Problem to work on →
Every entry must be output exactly as it is written.

- Opening Delimiter -

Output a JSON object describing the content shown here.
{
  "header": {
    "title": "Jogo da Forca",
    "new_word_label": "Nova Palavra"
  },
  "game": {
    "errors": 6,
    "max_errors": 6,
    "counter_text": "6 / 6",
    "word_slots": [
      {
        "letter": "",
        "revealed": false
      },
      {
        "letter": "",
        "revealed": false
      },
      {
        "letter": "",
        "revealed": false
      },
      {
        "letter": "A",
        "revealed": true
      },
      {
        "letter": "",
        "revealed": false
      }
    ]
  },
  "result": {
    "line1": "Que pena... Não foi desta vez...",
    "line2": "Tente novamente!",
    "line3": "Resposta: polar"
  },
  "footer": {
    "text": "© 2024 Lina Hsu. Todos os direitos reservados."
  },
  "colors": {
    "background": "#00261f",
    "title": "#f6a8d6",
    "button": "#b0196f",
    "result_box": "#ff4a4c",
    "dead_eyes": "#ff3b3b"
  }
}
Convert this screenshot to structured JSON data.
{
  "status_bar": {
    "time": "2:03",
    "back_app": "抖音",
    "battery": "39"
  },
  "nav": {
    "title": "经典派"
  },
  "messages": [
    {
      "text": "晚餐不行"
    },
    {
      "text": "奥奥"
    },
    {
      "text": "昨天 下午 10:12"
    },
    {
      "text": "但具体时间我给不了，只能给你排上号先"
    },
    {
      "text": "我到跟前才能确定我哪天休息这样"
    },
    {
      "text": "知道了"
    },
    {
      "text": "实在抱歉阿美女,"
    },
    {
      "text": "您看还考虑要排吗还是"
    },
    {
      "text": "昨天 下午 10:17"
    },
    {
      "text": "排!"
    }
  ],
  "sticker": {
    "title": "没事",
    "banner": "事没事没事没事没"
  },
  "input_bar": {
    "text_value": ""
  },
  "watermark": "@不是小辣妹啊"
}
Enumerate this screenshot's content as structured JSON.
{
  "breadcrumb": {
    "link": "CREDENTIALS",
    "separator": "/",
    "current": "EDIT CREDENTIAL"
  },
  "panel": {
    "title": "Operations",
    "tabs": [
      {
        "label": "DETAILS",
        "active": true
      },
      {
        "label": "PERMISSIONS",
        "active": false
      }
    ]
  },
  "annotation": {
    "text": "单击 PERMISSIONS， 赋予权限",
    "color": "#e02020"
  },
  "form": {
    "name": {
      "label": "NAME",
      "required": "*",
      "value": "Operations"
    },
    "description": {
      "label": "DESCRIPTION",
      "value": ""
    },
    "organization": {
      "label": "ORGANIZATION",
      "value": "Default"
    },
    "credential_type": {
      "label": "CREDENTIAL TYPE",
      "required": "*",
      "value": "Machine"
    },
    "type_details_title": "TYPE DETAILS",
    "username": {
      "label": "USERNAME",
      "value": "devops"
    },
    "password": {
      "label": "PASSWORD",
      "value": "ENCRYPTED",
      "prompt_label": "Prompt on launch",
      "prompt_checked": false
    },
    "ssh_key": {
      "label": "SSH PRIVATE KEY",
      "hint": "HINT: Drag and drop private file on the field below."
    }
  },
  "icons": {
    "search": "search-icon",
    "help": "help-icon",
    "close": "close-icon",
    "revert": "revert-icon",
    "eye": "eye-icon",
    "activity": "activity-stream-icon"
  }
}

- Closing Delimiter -

Answer to this exercise →
Output a JSON object describing the content shown here.
{
  "header": {
    "title": "Jogo da Forca",
    "new_word_label": "Nova Palavra"
  },
  "game": {
    "errors": 6,
    "max_errors": 6,
    "counter_text": "6 / 6",
    "word_slots": [
      {
        "letter": "",
        "revealed": false
      },
      {
        "letter": "",
        "revealed": false
      },
      {
        "letter": "",
        "revealed": false
      },
      {
        "letter": "A",
        "revealed": true
      },
      {
        "letter": "",
        "revealed": false
      }
    ]
  },
  "result": {
    "line1": "Que pena... Não foi desta vez...",
    "line2": "Tente novamente!",
    "line3": "Resposta: polar"
  },
  "footer": {
    "text": "© 2024 Lina Hsu. Todos os direitos reservados."
  },
  "colors": {
    "background": "#00261f",
    "title": "#f6a8d6",
    "button": "#b0196f",
    "result_box": "#ff4a4c",
    "dead_eyes": "#ff3b3b"
  }
}
Convert this screenshot to structured JSON data.
{
  "status_bar": {
    "time": "2:03",
    "back_app": "抖音",
    "battery": "39"
  },
  "nav": {
    "title": "经典派"
  },
  "messages": [
    {
      "text": "晚餐不行"
    },
    {
      "text": "奥奥"
    },
    {
      "text": "昨天 下午 10:12"
    },
    {
      "text": "但具体时间我给不了，只能给你排上号先"
    },
    {
      "text": "我到跟前才能确定我哪天休息这样"
    },
    {
      "text": "知道了"
    },
    {
      "text": "实在抱歉阿美女,"
    },
    {
      "text": "您看还考虑要排吗还是"
    },
    {
      "text": "昨天 下午 10:17"
    },
    {
      "text": "排!"
    }
  ],
  "sticker": {
    "title": "没事",
    "banner": "事没事没事没事没"
  },
  "input_bar": {
    "text_value": ""
  },
  "watermark": "@不是小辣妹啊"
}
Enumerate this screenshot's content as structured JSON.
{
  "breadcrumb": {
    "link": "CREDENTIALS",
    "separator": "/",
    "current": "EDIT CREDENTIAL"
  },
  "panel": {
    "title": "Operations",
    "tabs": [
      {
        "label": "DETAILS",
        "active": true
      },
      {
        "label": "PERMISSIONS",
        "active": false
      }
    ]
  },
  "annotation": {
    "text": "单击 PERMISSIONS， 赋予权限",
    "color": "#e02020"
  },
  "form": {
    "name": {
      "label": "NAME",
      "required": "*",
      "value": "Operations"
    },
    "description": {
      "label": "DESCRIPTION",
      "value": ""
    },
    "organization": {
      "label": "ORGANIZATION",
      "value": "Default"
    },
    "credential_type": {
      "label": "CREDENTIAL TYPE",
      "required": "*",
      "value": "Machine"
    },
    "type_details_title": "TYPE DETAILS",
    "username": {
      "label": "USERNAME",
      "value": "devops"
    },
    "password": {
      "label": "PASSWORD",
      "value": "ENCRYPTED",
      "prompt_label": "Prompt on launch",
      "prompt_checked": false
    },
    "ssh_key": {
      "label": "SSH PRIVATE KEY",
      "hint": "HINT: Drag and drop private file on the field below."
    }
  },
  "icons": {
    "search": "search-icon",
    "help": "help-icon",
    "close": "close-icon",
    "revert": "revert-icon",
    "eye": "eye-icon",
    "activity": "activity-stream-icon"
  }
}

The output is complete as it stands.